**WHAT THE EXERCISE ASKS**
In the listing below, every line with the word "file" needs to be copied.

-------- MATERIAL FOR THIS EXERCISE --------

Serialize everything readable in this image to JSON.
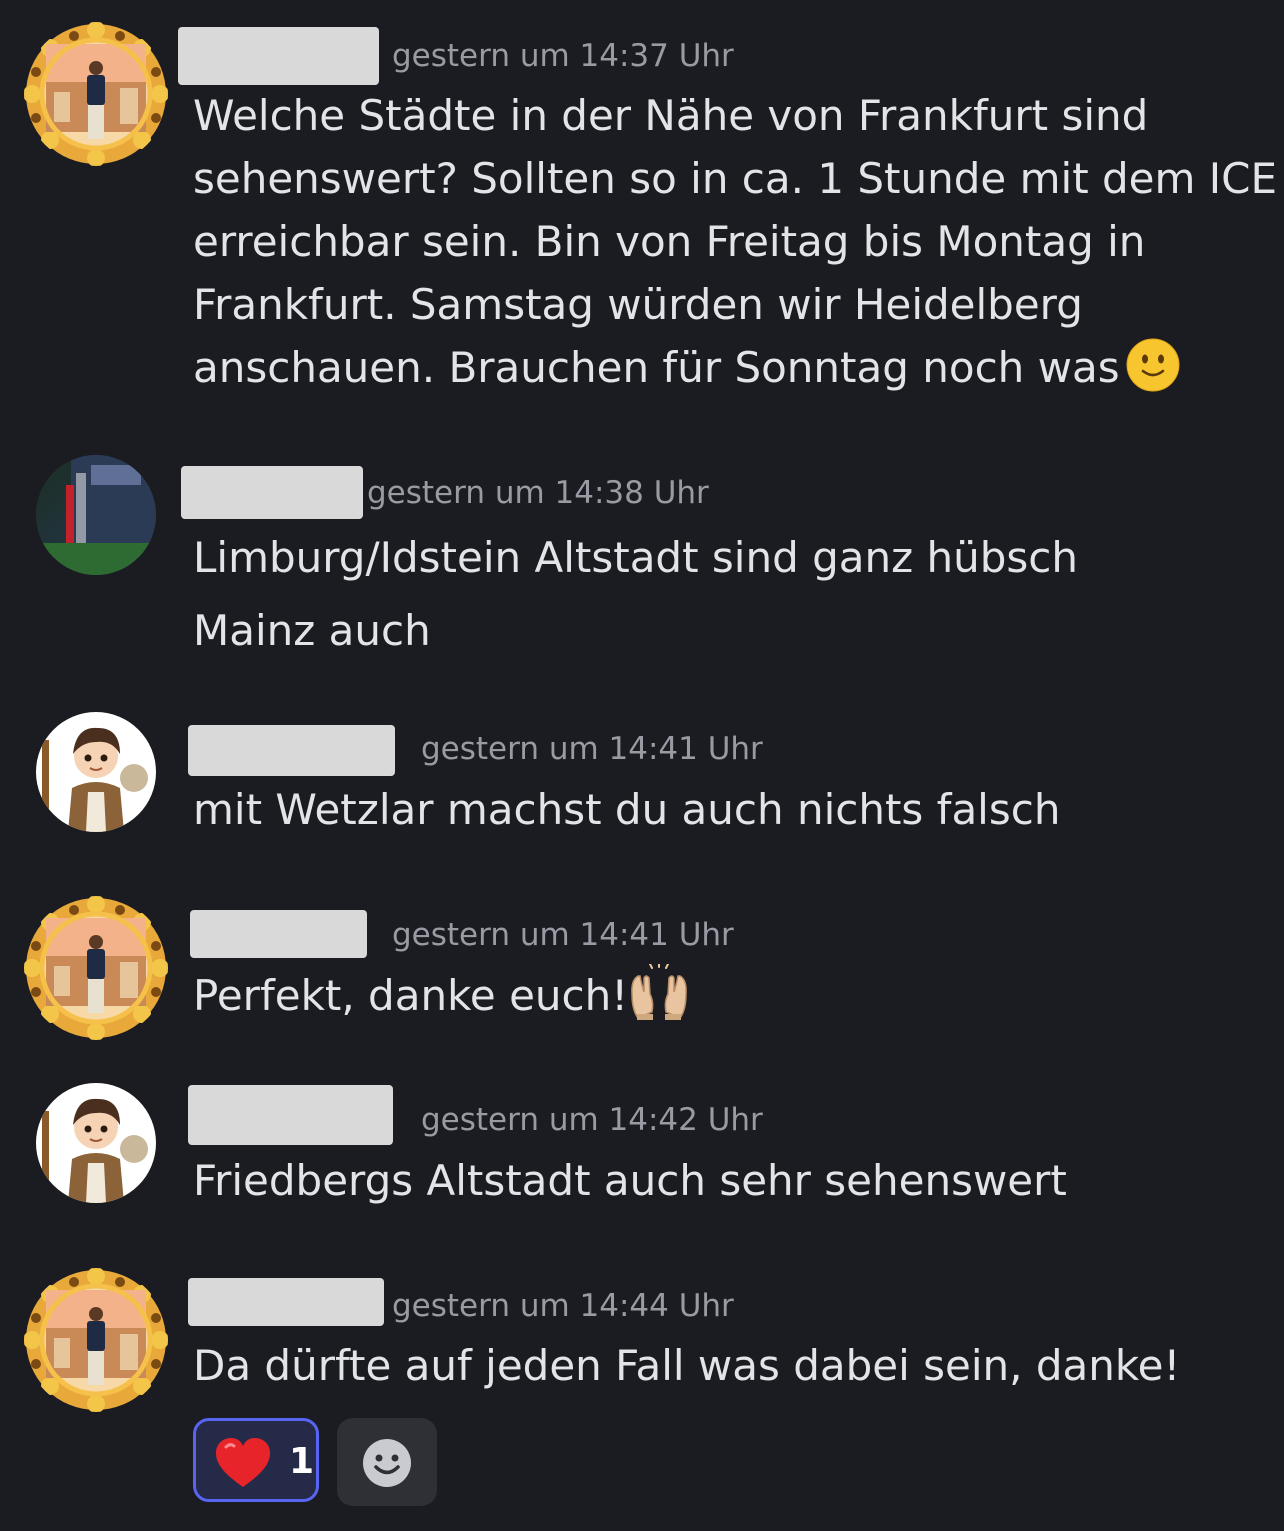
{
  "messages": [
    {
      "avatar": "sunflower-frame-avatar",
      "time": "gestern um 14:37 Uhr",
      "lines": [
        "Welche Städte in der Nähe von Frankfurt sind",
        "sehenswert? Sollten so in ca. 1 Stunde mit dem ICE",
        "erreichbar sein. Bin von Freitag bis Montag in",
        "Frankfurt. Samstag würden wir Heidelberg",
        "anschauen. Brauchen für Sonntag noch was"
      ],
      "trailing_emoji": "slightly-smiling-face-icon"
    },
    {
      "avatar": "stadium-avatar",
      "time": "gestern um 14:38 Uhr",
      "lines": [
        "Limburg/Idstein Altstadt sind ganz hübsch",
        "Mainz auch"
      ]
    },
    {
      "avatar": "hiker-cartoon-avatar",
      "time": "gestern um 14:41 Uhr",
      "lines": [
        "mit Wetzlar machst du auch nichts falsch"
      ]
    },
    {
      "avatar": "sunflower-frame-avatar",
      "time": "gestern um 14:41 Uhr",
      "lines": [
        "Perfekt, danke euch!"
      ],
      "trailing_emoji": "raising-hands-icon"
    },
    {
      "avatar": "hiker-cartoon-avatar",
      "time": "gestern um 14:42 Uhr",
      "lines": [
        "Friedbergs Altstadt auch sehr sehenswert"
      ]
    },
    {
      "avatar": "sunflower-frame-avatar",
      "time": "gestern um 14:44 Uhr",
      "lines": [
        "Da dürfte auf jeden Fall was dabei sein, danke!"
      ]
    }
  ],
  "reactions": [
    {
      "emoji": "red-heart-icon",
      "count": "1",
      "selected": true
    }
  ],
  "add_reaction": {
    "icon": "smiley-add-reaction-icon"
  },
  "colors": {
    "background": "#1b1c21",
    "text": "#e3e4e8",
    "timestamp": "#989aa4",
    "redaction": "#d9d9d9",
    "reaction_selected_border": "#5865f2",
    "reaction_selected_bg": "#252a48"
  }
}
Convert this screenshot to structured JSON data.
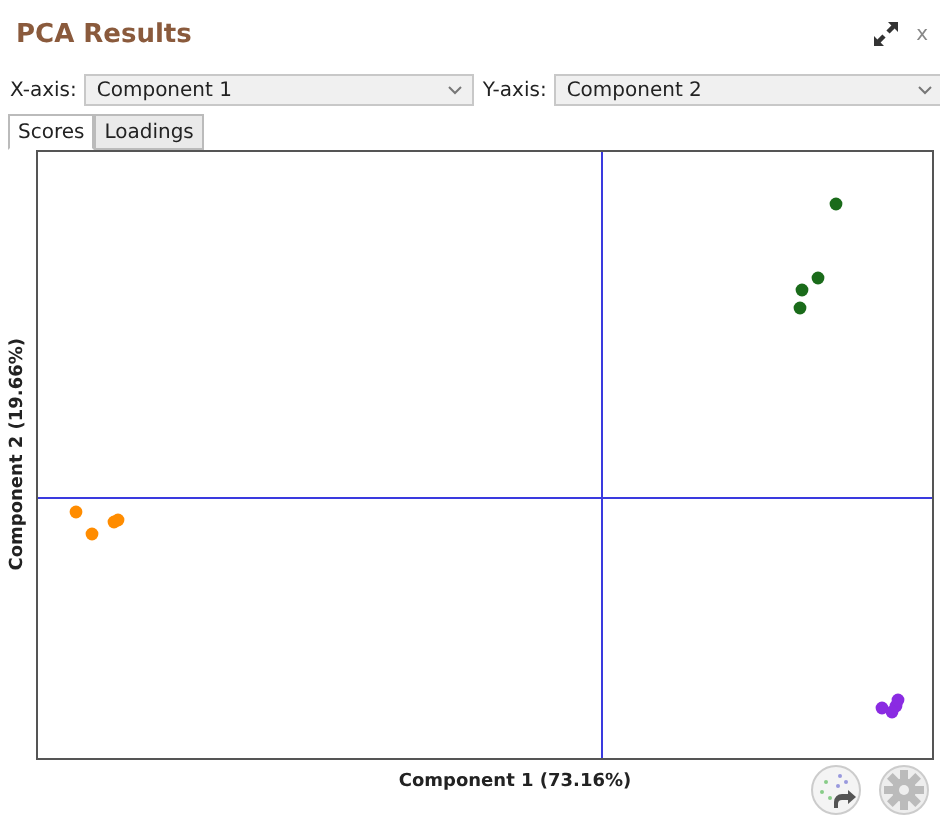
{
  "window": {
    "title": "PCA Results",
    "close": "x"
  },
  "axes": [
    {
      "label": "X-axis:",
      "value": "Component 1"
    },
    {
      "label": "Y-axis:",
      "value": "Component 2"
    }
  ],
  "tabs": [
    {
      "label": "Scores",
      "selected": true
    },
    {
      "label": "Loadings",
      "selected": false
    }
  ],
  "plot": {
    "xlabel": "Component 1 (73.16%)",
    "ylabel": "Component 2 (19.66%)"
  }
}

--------
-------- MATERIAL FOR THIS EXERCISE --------

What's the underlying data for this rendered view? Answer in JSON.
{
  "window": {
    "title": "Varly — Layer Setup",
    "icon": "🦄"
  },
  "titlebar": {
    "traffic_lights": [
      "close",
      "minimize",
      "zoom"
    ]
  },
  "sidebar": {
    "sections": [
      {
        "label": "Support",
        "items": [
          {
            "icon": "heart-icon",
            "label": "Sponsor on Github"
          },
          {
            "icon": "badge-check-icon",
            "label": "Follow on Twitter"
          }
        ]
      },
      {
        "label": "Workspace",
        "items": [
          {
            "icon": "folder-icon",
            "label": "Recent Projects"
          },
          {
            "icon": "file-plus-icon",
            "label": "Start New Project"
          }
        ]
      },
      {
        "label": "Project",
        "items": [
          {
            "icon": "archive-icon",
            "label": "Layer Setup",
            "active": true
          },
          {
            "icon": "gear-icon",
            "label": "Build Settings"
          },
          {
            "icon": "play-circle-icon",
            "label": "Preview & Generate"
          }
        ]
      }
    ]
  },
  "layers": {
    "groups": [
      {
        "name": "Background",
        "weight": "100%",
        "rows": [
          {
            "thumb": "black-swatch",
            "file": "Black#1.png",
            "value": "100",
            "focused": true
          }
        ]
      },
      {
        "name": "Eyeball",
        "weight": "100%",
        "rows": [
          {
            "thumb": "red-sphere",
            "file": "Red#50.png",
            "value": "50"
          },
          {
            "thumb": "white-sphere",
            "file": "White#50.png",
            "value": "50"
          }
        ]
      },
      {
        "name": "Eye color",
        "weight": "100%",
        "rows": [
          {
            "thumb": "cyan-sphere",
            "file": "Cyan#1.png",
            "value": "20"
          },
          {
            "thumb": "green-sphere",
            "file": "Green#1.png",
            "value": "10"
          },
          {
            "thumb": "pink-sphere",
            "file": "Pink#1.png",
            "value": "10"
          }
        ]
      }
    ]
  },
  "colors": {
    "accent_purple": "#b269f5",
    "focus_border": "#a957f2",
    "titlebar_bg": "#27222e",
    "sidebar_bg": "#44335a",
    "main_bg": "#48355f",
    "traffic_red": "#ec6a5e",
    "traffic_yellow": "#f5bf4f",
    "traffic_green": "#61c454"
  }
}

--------

**ANSWER SECTION**
            "icon": "file-plus-icon",
            "file": "Black#1.png",
            "file": "Red#50.png",
            "file": "White#50.png",
            "file": "Cyan#1.png",
            "file": "Green#1.png",
            "file": "Pink#1.png",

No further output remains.